Tanith does mean "serpent lady" or "snake goddess." She was an important goddess to the Phoenicians, ruling love, fertility, and the moon like so many of her counterparts in the ancient world. Sometimes it is also said to mean "sky goddess" or "celestial goddess," but these are just as likely to be epithets or aspects. She was the chief goddess of Carthage, consort to Ba'al.
Phoenicia.org lists this inscription as found on a tablet from Carthage: "To the lady Tanith, and to our master, the lord Baal-Hammon; the offerer is Abd-Melkarth, the Suffes, son of Abd-Melkarth, son of Hanno." There are many other documented inscriptions to her on tablets and votives.
The name Abd-Tanith, "servant of Tanith," is commonly found in inscriptions from the region.
Other forms she was known by include: Tanata and Anaitis. It is related to the Greek name Tanis, as well as the Punic form Tent. It may be related to the Egyptian Tanetu.
Information from "The History of Phoenicia", chap. 16 : "Tanith is invariable placed before Baal, as though superior to him, and can be no other than the celestial goddess (Dea cœlestis), whose temple in the Roman Carthage was so celebrated.90 The Greeks regarded her as equivalent to their Artemis;91 the Romans made her Diana, or Juno, or Venus.92 Practically she must at Carthage have taken the place of Ashtoreth. Apuleius describes her as having a lunar character, like Ashtoreth, and calls her "the parent of all things, the mistress of the elements, the initial offspring of the ages, the highest of the deities, the queen of the Manes, the first of the celestials, the single representative of all the gods and goddesses, the one divinity whom all the world worships in many shapes, with varied rites, and under a multitude of names."93 He says that she was represented as riding upon a lion, and it is probably her form which appears upon some of the later coins of Carthage, as well as upon a certain number of gems.94 The origin of the name is uncertain. Gesenius would connect it at once with the Egyptian Neith (Nit), and with the Syrian Anaïtis or Tanaïtis;95 but the double identification is scarcely tenable, since Anaïtis was, in Egypt, not Neith, but Anta.96 The subject is very obscure, and requires further investigation."

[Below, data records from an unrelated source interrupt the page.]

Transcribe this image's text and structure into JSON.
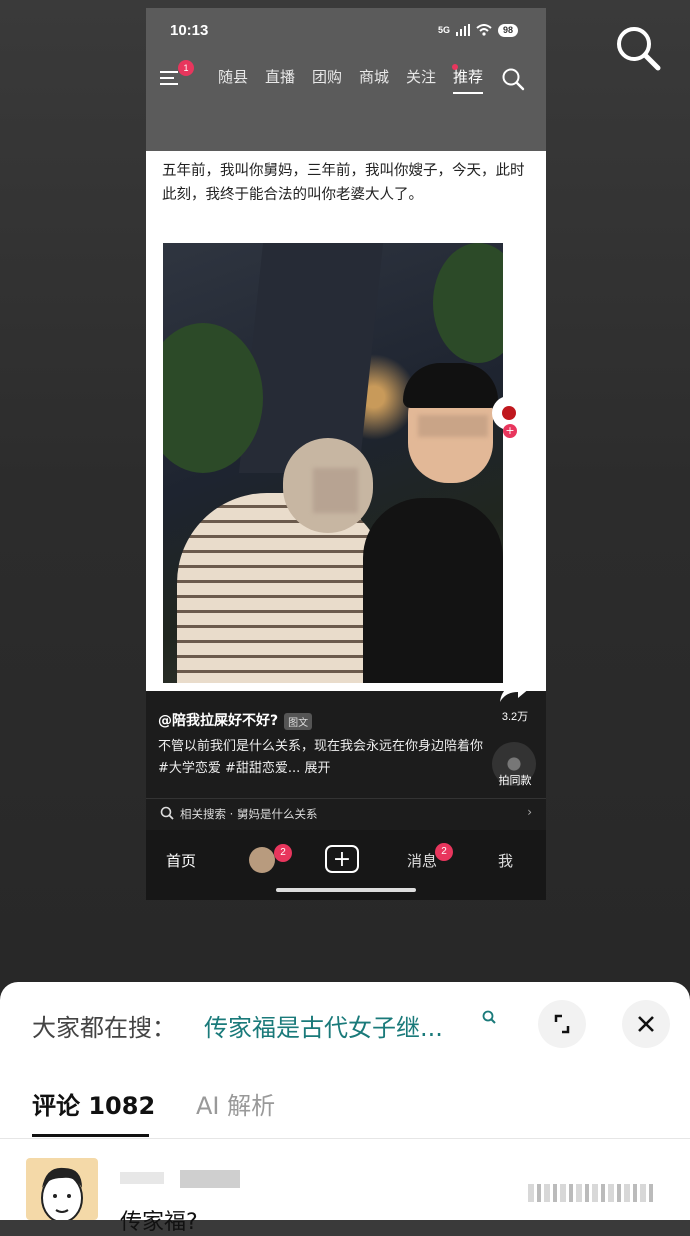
{
  "phone": {
    "status": {
      "time": "10:13",
      "signal": "5G",
      "battery": "98"
    },
    "menu_badge": "1",
    "nav_tabs": [
      "随县",
      "直播",
      "团购",
      "商城",
      "关注",
      "推荐"
    ],
    "post": {
      "text": "五年前，我叫你舅妈，三年前，我叫你嫂子，今天，此时此刻，我终于能合法的叫你老婆大人了。",
      "author": "@陪我拉屎好不好?",
      "type_tag": "图文",
      "caption": "不管以前我们是什么关系，现在我会永远在你身边陪着你#大学恋爱 #甜甜恋爱... 展开",
      "share_count": "3.2万",
      "music_label": "拍同款",
      "related_search": "相关搜索 · 舅妈是什么关系"
    },
    "tabbar": {
      "home": "首页",
      "friend_badge": "2",
      "plus": "+",
      "messages": "消息",
      "messages_badge": "2",
      "me": "我"
    }
  },
  "sheet": {
    "search_prefix": "大家都在搜：",
    "search_query": "传家福是古代女子继...",
    "tabs": {
      "comments": "评论 1082",
      "ai": "AI 解析"
    },
    "comment_text": "传家福?"
  },
  "colors": {
    "accent_pink": "#e8365d",
    "search_teal": "#1a7a7a"
  }
}
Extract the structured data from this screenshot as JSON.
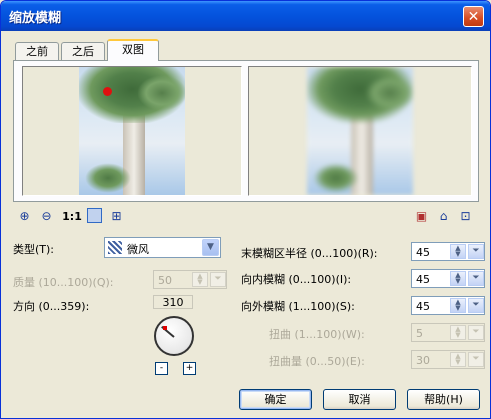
{
  "title": "缩放模糊",
  "close_glyph": "✕",
  "tabs": [
    {
      "label": "之前"
    },
    {
      "label": "之后"
    },
    {
      "label": "双图"
    }
  ],
  "toolbar": {
    "zoom_in": "zoom-in-icon",
    "zoom_out": "zoom-out-icon",
    "actual_size_label": "1:1"
  },
  "type_label": "类型(T):",
  "type_value": "微风",
  "quality_label": "质量 (10...100)(Q):",
  "quality_value": "50",
  "direction_label": "方向 (0...359):",
  "direction_value": "310",
  "dial_minus": "-",
  "dial_plus": "+",
  "radius_label": "末模糊区半径 (0...100)(R):",
  "radius_value": "45",
  "inward_label": "向内模糊 (0...100)(I):",
  "inward_value": "45",
  "outward_label": "向外模糊 (1...100)(S):",
  "outward_value": "45",
  "twist_label": "扭曲 (1...100)(W):",
  "twist_value": "5",
  "twist_amount_label": "扭曲量 (0...50)(E):",
  "twist_amount_value": "30",
  "buttons": {
    "ok": "确定",
    "cancel": "取消",
    "help": "帮助(H)"
  }
}
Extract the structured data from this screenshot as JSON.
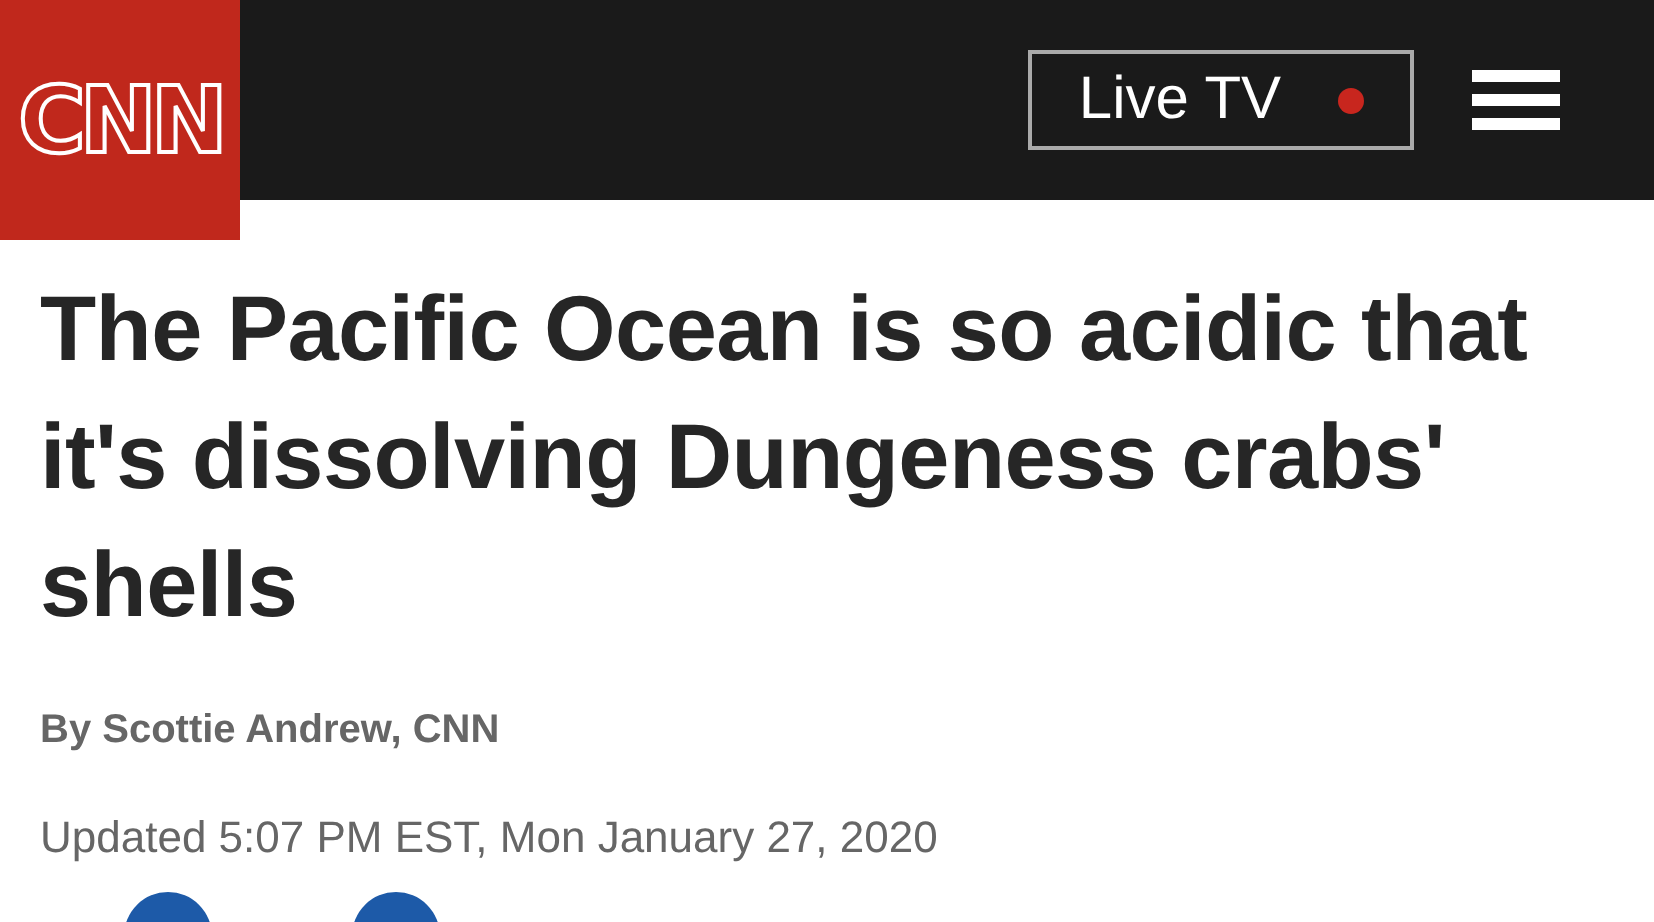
{
  "header": {
    "logo": "CNN",
    "live_button": "Live TV"
  },
  "article": {
    "headline": "The Pacific Ocean is so acidic that it's dissolving Dungeness crabs' shells",
    "byline": "By Scottie Andrew, CNN",
    "updated": "Updated 5:07 PM EST, Mon January 27, 2020"
  }
}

It is uncommon as a modern given name, but there are a few notable namesakes, such as TanithLee, the author.